Last but not least, Siemens is working closely with Vinfast in their ambitious automobile project. In a year or two, you will see many nice and modern cars running on the streets, which is made in Vietnam with Siemens PLM technology.
What are the roles of public and private sectors in smart cities development in Vietnam, according to you?
Dr. Lai: In my opinion, there should be effective cooperation between stakeholders at various levels of city administration, ensuring the development and delivery of an integrated multi-modal master plan. This may require the implementation of updated policies to guide the development of urban planning, the evolution of new bodies to coordinate cross-sector activities, the training of staff to operate new equipment and analyze the output data and trends, as well as the pursuit of new approaches to secure alternative sources of financing.
Additionally, there is some confusion about which technology is most appropriate in a given circumstance, and this is where I would suggest that cities identify their key challenges and priorities, and work together with the private sector to develop solutions that will work for them. We are well aware about the squeezed public budgets, which is common everywhere around the globe so I strongly recommend that the private sector in Vietnam engages more actively in smart cities initiatives.
For Siemens, providing cities with the best possible products, solutions and services is a strategically important task.
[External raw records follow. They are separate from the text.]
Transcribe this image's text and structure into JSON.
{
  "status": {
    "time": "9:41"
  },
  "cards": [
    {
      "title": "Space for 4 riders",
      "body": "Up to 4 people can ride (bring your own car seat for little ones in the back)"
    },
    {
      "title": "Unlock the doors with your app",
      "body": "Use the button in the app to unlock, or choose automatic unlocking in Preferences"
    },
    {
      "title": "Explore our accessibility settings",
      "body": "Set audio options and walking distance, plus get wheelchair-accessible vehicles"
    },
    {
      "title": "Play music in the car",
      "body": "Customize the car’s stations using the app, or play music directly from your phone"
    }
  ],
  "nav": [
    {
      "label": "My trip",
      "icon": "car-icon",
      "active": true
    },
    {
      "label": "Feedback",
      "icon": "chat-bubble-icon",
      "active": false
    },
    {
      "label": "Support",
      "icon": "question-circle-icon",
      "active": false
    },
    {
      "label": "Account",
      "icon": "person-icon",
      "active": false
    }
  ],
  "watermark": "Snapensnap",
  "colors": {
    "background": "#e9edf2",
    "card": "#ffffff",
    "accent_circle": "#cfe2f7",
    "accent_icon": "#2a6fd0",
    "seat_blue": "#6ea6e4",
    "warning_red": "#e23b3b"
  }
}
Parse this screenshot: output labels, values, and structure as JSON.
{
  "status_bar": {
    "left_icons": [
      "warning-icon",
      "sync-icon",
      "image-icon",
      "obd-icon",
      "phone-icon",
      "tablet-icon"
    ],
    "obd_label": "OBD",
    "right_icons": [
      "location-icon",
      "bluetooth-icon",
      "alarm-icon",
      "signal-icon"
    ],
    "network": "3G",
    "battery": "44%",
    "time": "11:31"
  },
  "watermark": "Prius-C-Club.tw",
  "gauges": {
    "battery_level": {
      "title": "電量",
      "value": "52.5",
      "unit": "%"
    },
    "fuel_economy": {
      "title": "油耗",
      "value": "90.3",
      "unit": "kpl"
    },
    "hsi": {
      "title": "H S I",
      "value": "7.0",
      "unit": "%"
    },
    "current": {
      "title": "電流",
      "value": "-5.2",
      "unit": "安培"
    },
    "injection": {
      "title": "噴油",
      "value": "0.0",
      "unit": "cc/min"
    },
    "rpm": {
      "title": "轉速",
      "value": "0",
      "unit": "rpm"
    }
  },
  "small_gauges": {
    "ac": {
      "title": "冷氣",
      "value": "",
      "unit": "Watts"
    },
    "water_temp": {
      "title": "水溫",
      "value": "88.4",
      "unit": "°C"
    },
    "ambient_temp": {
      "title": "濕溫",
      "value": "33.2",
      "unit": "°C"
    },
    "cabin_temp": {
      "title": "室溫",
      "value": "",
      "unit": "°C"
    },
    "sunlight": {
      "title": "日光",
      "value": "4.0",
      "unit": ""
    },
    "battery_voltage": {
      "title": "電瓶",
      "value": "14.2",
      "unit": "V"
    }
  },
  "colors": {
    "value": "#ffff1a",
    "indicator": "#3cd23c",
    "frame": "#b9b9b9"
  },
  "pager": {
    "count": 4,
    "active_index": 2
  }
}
And we are truly committed to helping make cities in Vietnam become smarter thus being more liveable and sustainable.
Thank you very much!
 
Tu Anh